All these reasons are simple enough and well-known on the Alt-Right, but there are also less obvious reasons, related to subtler psychological factors. For example, many of those who oppose Trump do so for the simple reason that they have backed the wrong horse too strongly and got badly bruised in the process.
Normally, when there is a contest in a political party — especially an establishment party like the GOP — it is a rather sedate and subdued affair that gently builds to a unifying acclaim. Important people in the party take sides, of course, but they generally keep the door open to other candidates, especially candidates with a chance of winning. This means that even if their preferred candidate is defeated they don’t lose too much political capital, and can easily adapt themselves to the slightly different new order.
Trump’s campaign, however, threw out the form book and upset all the calculations.

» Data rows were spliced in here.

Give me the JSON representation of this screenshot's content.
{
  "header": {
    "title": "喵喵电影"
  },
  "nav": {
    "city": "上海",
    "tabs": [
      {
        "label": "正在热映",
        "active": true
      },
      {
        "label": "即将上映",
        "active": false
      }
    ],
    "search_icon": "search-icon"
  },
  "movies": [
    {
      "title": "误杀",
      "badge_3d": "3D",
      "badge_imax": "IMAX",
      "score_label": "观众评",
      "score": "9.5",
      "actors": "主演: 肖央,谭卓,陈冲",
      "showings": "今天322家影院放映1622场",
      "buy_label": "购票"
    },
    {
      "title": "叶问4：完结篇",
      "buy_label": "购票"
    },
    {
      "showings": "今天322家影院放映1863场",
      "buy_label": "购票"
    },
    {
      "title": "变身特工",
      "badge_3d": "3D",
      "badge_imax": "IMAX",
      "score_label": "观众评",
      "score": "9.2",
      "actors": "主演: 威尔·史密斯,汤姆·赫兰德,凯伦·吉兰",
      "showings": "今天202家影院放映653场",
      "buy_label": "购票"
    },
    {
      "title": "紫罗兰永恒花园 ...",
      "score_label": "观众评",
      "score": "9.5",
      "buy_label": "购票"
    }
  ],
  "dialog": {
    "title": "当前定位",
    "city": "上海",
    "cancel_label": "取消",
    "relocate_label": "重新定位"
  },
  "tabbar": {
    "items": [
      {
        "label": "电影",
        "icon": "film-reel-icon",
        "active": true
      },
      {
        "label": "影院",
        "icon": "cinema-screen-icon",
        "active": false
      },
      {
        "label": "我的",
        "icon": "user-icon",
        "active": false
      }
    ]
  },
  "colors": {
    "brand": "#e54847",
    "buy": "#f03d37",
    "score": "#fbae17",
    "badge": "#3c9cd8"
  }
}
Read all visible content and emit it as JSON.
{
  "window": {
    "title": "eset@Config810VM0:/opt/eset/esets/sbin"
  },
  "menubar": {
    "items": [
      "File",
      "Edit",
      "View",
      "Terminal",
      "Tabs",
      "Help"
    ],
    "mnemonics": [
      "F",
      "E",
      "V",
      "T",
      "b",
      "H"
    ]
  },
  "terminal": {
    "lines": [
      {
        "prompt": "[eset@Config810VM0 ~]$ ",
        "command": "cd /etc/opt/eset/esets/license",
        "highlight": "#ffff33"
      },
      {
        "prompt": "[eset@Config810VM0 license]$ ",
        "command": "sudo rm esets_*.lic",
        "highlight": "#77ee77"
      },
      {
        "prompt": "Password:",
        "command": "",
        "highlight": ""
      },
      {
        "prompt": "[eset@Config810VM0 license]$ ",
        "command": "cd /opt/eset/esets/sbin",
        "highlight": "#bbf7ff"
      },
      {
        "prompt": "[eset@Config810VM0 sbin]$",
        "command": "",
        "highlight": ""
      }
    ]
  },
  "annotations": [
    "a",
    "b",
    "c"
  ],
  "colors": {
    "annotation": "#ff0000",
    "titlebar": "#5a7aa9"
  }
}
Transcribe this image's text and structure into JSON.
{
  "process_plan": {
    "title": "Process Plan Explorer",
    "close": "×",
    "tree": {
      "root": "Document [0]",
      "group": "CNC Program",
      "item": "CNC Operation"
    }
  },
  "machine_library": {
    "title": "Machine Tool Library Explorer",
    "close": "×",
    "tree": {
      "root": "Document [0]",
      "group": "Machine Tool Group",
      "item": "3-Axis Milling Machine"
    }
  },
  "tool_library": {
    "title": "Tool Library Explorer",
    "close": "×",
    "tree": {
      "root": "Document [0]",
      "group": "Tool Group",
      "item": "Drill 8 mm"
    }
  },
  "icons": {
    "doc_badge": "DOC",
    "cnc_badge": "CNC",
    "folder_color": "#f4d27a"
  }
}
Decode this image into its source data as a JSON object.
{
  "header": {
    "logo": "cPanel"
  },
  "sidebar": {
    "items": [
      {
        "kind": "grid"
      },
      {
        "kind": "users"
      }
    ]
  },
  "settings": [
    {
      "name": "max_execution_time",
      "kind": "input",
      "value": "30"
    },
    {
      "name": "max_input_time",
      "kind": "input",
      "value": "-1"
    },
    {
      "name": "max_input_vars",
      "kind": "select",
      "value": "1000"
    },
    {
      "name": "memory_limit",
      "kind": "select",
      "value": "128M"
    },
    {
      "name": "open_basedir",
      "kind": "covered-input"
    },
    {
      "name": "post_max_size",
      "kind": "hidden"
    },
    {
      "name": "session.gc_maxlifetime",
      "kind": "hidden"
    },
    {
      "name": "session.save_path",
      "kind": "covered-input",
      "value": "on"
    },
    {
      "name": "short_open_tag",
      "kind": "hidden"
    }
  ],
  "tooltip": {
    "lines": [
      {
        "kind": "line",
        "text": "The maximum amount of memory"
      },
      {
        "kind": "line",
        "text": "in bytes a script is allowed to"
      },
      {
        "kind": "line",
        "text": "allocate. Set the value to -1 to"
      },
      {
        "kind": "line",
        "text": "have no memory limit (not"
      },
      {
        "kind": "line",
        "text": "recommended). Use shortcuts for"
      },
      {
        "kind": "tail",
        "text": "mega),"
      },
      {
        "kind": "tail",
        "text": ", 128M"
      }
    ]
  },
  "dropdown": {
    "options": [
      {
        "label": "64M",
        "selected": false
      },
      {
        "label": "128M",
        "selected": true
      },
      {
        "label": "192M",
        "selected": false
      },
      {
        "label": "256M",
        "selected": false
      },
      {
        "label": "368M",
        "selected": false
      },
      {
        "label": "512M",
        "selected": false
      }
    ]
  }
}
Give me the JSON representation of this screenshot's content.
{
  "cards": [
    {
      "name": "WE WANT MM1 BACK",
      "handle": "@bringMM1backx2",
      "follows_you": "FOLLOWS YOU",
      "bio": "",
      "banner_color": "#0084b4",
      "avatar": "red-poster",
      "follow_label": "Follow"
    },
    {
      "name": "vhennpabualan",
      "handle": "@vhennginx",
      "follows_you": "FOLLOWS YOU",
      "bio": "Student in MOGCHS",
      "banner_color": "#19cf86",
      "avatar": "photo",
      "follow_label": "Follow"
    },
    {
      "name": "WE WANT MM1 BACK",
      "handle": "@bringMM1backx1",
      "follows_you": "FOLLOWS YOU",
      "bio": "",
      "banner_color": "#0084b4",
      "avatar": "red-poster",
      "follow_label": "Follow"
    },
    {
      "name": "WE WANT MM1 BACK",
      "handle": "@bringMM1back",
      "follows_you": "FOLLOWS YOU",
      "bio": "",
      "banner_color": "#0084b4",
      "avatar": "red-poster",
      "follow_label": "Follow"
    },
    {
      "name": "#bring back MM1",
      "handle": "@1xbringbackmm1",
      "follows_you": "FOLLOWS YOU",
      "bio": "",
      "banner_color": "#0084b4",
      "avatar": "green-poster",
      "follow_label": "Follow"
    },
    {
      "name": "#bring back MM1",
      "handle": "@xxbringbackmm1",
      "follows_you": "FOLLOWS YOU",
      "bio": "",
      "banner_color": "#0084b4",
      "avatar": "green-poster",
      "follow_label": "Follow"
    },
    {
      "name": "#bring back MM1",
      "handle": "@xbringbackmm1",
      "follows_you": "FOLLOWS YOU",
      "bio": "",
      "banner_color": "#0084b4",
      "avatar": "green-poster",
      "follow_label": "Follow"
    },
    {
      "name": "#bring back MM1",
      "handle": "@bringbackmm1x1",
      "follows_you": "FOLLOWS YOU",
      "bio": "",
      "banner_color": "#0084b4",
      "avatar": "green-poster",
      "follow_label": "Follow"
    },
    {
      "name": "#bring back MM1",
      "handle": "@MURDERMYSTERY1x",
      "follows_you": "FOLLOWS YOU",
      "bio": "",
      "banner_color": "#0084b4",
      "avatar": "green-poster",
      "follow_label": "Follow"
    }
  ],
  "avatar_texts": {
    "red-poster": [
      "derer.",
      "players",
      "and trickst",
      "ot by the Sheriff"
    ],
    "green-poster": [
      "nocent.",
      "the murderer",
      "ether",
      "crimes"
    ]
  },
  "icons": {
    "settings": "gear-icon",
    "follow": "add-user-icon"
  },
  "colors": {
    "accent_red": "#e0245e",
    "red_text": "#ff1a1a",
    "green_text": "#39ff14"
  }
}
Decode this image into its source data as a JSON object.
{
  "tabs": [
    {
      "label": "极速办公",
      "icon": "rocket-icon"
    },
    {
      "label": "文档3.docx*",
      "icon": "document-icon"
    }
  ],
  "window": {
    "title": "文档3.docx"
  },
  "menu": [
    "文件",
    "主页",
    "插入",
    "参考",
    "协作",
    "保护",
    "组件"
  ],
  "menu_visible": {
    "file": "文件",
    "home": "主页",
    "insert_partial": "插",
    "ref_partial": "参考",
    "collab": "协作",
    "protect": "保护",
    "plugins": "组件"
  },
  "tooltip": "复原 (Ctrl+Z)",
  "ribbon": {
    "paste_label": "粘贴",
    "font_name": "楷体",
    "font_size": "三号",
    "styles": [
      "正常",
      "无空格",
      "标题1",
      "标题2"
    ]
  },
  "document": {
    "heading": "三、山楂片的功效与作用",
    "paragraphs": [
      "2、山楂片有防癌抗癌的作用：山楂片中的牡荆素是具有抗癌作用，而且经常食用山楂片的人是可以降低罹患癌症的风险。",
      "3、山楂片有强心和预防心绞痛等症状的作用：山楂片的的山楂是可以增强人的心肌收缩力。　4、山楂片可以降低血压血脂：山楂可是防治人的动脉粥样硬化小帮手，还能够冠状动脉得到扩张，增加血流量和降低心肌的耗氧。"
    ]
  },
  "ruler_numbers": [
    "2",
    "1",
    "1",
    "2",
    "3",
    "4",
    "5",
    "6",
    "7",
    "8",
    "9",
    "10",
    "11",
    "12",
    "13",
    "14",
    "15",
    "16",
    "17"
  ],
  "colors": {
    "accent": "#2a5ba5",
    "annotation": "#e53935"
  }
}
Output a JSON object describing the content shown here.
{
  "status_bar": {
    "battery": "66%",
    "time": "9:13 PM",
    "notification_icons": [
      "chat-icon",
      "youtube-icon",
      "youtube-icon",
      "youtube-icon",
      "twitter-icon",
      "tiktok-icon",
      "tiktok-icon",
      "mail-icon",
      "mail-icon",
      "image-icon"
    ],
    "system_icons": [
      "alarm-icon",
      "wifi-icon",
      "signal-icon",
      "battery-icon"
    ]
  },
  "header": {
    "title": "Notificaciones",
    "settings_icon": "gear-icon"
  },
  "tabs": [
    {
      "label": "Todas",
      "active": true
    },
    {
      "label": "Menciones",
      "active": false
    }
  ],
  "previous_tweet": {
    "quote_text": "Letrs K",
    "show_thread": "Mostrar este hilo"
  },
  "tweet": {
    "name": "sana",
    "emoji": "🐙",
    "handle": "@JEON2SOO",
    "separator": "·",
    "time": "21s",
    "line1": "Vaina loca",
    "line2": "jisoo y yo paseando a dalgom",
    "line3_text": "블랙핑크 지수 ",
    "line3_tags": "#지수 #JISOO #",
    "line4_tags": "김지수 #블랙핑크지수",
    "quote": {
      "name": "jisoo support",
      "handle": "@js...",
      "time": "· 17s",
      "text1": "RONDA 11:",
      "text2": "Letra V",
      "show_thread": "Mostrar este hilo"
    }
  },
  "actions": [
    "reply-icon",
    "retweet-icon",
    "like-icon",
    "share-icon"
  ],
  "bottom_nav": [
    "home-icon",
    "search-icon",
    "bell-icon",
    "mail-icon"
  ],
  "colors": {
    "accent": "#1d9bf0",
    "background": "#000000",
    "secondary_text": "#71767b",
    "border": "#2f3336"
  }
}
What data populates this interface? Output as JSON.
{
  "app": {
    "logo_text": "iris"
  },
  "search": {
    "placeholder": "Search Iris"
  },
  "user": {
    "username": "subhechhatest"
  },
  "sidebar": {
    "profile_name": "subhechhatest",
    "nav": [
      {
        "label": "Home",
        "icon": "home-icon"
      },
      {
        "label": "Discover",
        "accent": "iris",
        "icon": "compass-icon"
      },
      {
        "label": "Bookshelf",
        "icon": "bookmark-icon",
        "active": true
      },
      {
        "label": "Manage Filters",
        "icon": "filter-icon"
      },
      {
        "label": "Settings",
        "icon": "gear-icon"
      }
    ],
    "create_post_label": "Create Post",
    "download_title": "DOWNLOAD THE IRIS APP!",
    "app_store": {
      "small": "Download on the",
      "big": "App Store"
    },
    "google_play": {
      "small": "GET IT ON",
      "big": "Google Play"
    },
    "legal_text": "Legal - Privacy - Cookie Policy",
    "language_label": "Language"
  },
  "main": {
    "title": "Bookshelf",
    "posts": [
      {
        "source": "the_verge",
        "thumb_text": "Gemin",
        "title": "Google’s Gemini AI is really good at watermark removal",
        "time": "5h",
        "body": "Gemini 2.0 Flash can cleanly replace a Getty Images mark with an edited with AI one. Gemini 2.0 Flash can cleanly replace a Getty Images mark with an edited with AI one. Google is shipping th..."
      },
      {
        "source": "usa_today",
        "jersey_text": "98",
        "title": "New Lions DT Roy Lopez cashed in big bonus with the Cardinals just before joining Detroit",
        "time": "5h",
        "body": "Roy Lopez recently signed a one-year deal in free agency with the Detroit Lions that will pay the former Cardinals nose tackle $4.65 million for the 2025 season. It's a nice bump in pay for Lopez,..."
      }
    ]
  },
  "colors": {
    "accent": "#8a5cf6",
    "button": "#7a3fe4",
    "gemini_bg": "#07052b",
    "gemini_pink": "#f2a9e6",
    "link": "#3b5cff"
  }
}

Rather than just preferring their own candidates, those opposed to Trump were panicked by his unconventional appeal into attempting to slam the door on him. When Trump nevertheless managed to break through each door, in turn, these party worthies were put into both an awkward and disempowering position. They had got it wrong and had then doubled down on their error — and had been forced to bend the knee nonetheless. They thus found themselves devalued and disempowered within their own party.
The best analogy to demonstrate what is going on is the financial market. Trump has effectively crashed their value as politicians, so they now have two options: (1) to hang in there and slowly rebuild their political value, taking their place behind those who realized the Trump train was winning and jumped on board, or (2) they can try to short the Republican Party, which essentially means contributing to a Hillary victory.
In finance, shorting is the practice of selling investments, not currently owned, at the present price, while paying for them at whatever price they are at an agreed future date. If that price is lower the deal makes money, if not, it loses.
Right now the anti-Trump movement in the GOP has lost possession of the party and their only way to get it back is by a process of successfully shorting the party. By opposing Trump, despite his overwhelming primary victory, they are effectively selling their remaining, diminished stake in the party at a relatively high value, in the hope that they can pay the costs for this at a much lower rate in the future.
The main value that they are getting in this transaction is the illusion of moral posturing and being seen as selflessly principled. The main cost, however, is the opprobrium that generally attaches itself to those in party politics who break ranks, divide unity, and throw away victory. Their hope is that once Trump fails, the cost to themselves of shorting the party — political opprobrium — will be much less than the value of their supposed “principled” opposition to Trump.
Such a transaction, if it comes off, will see them accrue political capital, and be in a strong position to once again buy into the party when it devalued by defeat. But it essentially means that they are partisans of defeat, and as such are protected from the full consequences of this by Trump’s reluctance to start a political bloodbath so close to the election.
If they miscalculate, as they have before, and Trump wins — as I think he will — then their attempt to short the party will greatly lessen the value of their moral posturing, while greatly increasing the costs of their political betrayal.
In that case, we can expect to see them wiped out, which might make one or two of them, at least, think about hedging their bets.